Of course, most players don’t donate. But that’s not a problem, says Adams. “We’re happy with how things have worked out since we’re still able to continue working on the game and to do it in a way that allows everybody that wants to play the game to play it. I’m pretty optimistic now about being able to continue working for some time to come.”
WHAT IS IT? Mario meets Indiana Jones in infinitely randomised levels.
Spelunky is another game that merges some classic styles with procedurally generated levels, this time giving 2D platforming a taste of random, emergent, roguelike gaming. The aim is simple: to get to the exit of each level and, if you’re lucky, bring as many golden treasures, useful items or stranded damsels with you as possible.
The challenge comes from the random layout of each level, and the items and enemies within them. Reaching the exit is sometimes as easy as enjoying one of the original Indiana Jones trilogy, but at other times as hard as watching the whole of Indiana Jones and the Kingdom of the Crystal Skull without plucking your own eyeballs out and stuffing them in your ears.
It doesn’t take long to realise that Spelunky’s simple appearance is deceptive. Success involves fine-tuning a delicate balance between quick thinking and careful strategy, and the game responds comprehensively to your decisions. Few things compare with the joy of seeing a band of shopkeepers tirelessly hunt you down because you stole a length of rope a while back.
Spelunky’s creator Derek Yu (aka Mossmouth) is hard at work finishing an XBLA version of the game, which will add improved visuals and multiplayer when it’s released later this year.
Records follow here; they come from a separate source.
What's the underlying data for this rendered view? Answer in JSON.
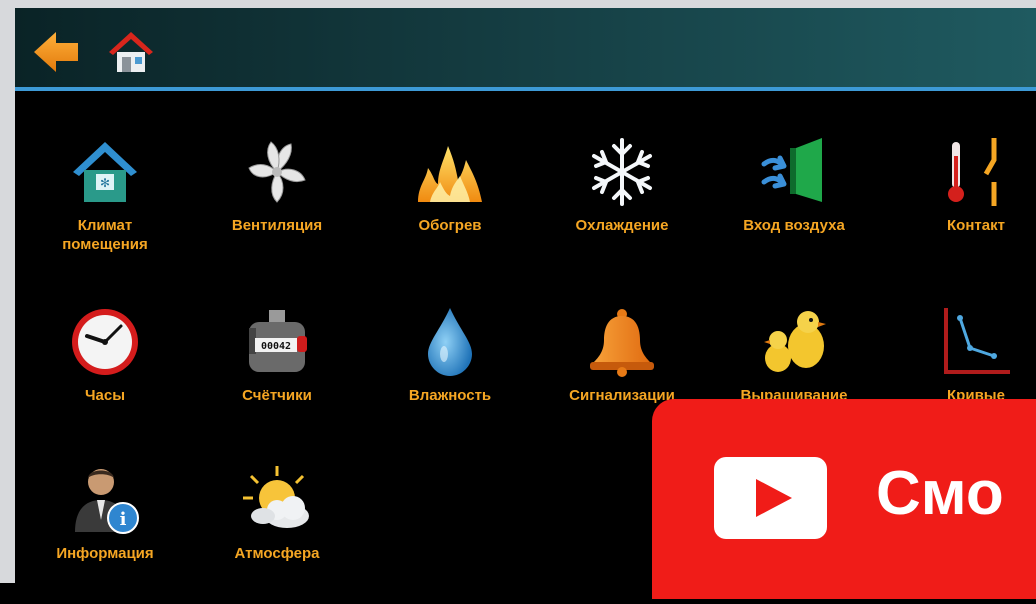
{
  "tiles": [
    {
      "label": "Климат\nпомещения",
      "icon": "house-climate-icon"
    },
    {
      "label": "Вентиляция",
      "icon": "fan-icon"
    },
    {
      "label": "Обогрев",
      "icon": "fire-icon"
    },
    {
      "label": "Охлаждение",
      "icon": "snowflake-icon"
    },
    {
      "label": "Вход воздуха",
      "icon": "air-inlet-icon"
    },
    {
      "label": "Контакт",
      "icon": "thermometer-contact-icon"
    },
    {
      "label": "Часы",
      "icon": "clock-icon"
    },
    {
      "label": "Счётчики",
      "icon": "counter-icon"
    },
    {
      "label": "Влажность",
      "icon": "water-drop-icon"
    },
    {
      "label": "Сигнализации",
      "icon": "alarm-bell-icon"
    },
    {
      "label": "Выращивание",
      "icon": "chicks-icon"
    },
    {
      "label": "Кривые",
      "icon": "curve-graph-icon"
    },
    {
      "label": "Информация",
      "icon": "user-info-icon"
    },
    {
      "label": "Атмосфера",
      "icon": "sun-cloud-icon"
    }
  ],
  "counter_display": "00042",
  "overlay": {
    "text": "Смо"
  },
  "colors": {
    "label": "#f5a623",
    "header_line": "#3d9ad6",
    "overlay_red": "#f01c18"
  }
}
In the meantime, the original PC game is still entirely free, ridiculously challenging, and immensely fun.
From sea to semi-detached…
WHAT IS IT? The world’s premier octopus-pretending-to-be-a-human-dad simulator.
We’ve seen that free games can give us new twists on the classics, but we also often see a willingness to try out the craziest ideas. Octodad is short, and rough around the edges, but the tender humour, charming characters and sheer inventiveness are what win you over. Because this is a game in which you play as an octopus who’s stolen the identity of a human male, and will go to any lengths to keep his secret safe.
The game’s development team, Young Horses Inc., met on the Game Dev program at DePaul University, Chicago, and got together with the intention of entering a game into the 2011 IGF awards. “As a student project trying to get into the Independent Games Festival, it was always the plan to release our game for free,” says artist Chris Stallman. “We wanted as many people as possible to play and enjoy it.”
So how far did it get? Has the number of downloads been a surprise to Seth? “Such a great surprise!” he enthuses. “I was hoping that at least a few thousand people would experience Octodad, but thanks to the overwhelming support from other developers and media outlets, it has been downloaded about 125,000 times!”
Work is under way on Octodad 2, a game that is being funded using a Kickstarter campaign, and thanks to Octodad’s popularity it’s already exceeded its $20,000 target.
“The most important thing when seeking funding is to have something incredible already playable, whether it’s a couple of free games, a cutting edge prototype, or an interactive 3D photo journey through your mom and dad’s 30th anniversary pool party,” says programmer Devin Scott-Tunkin. “No one’s going to invest in a good idea by itself.”
So there you go. You don’t need to pay anything to play interesting, innovative, engrossing or fun games on your PC. Just don’t let the major studios hear you saying anything like that. They might get angry. -Anthony Bushell